Into the Future...
The Stone Lodge has been a catch-all over the years, housing a variety of activities and organizations. In the process, it has come to reflect all of the diversity and many different interests of UNA students. Though all its uses, alumni and students continue to share fond memories of the place. It is the hope of all those involved in the CWE that students continue to have fond memories of the lodge, the activities, and the programs housed there.
But who knows what the future brings? In the face of state budget cuts and long-range planning, no one can assume the UNA Center for Writing Excellence will always be housed in the Stone Lodge. Of course, none of its prior occupants could make this assumption either. What is left is history: the record of the CWE contribution to UNA, its place in the lodge's timeline, and the work it does to make students' lives better. The Center helps students and community members develop their writing skills, and it encourages them to take pleasure in creating, defining, and presenting their ideas. These purposes echo the words of Franklin Delano Roosevelt, whose portrait hangs above the lodge mantle, and whose recovery programs led to the lodge's construction: "Happiness... lies in the joy of achievement, in the thrill of creative effort."
Bizzell, Patricia. "'Contact Zones' and English Studies." College English 56.2 (February 1994): 163-9.
Center for Writing Excellence. 2008. Center for Writing Excellence. 12 March 2009 <http://www.una.edu/writingcenter/>.
"'Only Thing We Have to Fear Is Fear Itself': FDR's First Inaugural Address." History Matters: The U.S. Survey Course on the Web. 2005. American Social History Productions. 2 March 2009 <http://historymatters.gmu.edu/d/5057/>.
Marius, Richard, and Melvin E. Page. A Short Guide to Writing About History, 6th ed. New York: Pearson Longman, 2007.
"Modernistic Furniture Arrives, New RoyalChrome Equipment Completes Lodge, Ready for Use." Flor-Ala 8 Nov. 1939: 1.
"New Student Lodge Complete, Constructed by College NYA Boys." Flor-Ala 11 Oct. 1939: 1.
Skipworth, Jay B. "Leo's Provides Students with Place to Go." Flor-Ala, Summer 1996: 11.
Vygotsky, Lev. Thought and Language.

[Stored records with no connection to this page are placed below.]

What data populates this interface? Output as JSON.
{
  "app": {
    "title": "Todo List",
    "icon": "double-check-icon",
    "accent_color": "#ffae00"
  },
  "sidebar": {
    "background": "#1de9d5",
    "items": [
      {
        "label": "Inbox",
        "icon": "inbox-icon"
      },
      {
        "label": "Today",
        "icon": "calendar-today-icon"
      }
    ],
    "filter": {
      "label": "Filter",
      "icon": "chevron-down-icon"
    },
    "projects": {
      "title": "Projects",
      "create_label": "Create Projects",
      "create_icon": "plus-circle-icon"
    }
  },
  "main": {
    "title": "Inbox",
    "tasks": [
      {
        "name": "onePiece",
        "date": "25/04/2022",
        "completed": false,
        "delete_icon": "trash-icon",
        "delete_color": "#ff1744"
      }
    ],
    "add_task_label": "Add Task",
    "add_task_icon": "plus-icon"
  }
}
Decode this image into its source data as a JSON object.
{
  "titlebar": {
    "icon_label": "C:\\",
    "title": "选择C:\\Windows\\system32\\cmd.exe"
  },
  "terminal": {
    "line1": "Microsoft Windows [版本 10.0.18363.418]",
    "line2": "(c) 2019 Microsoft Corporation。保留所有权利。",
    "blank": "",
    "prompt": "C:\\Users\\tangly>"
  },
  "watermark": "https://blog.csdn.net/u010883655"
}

Cambridge: MIT, 1986.
Writing Center Hours
Spring & Fall:
Mon-Thurs: 9:00am-4:00pm & 6:00pm-8:00pm,
Spring & Fall:
Mon-Thurs: 2:00pm-4:00pm & 6:00pm-8:00pm,
Summer I & II
June and July Sessions:
Face-to-face and Online tutoring available
Schedule An Appointment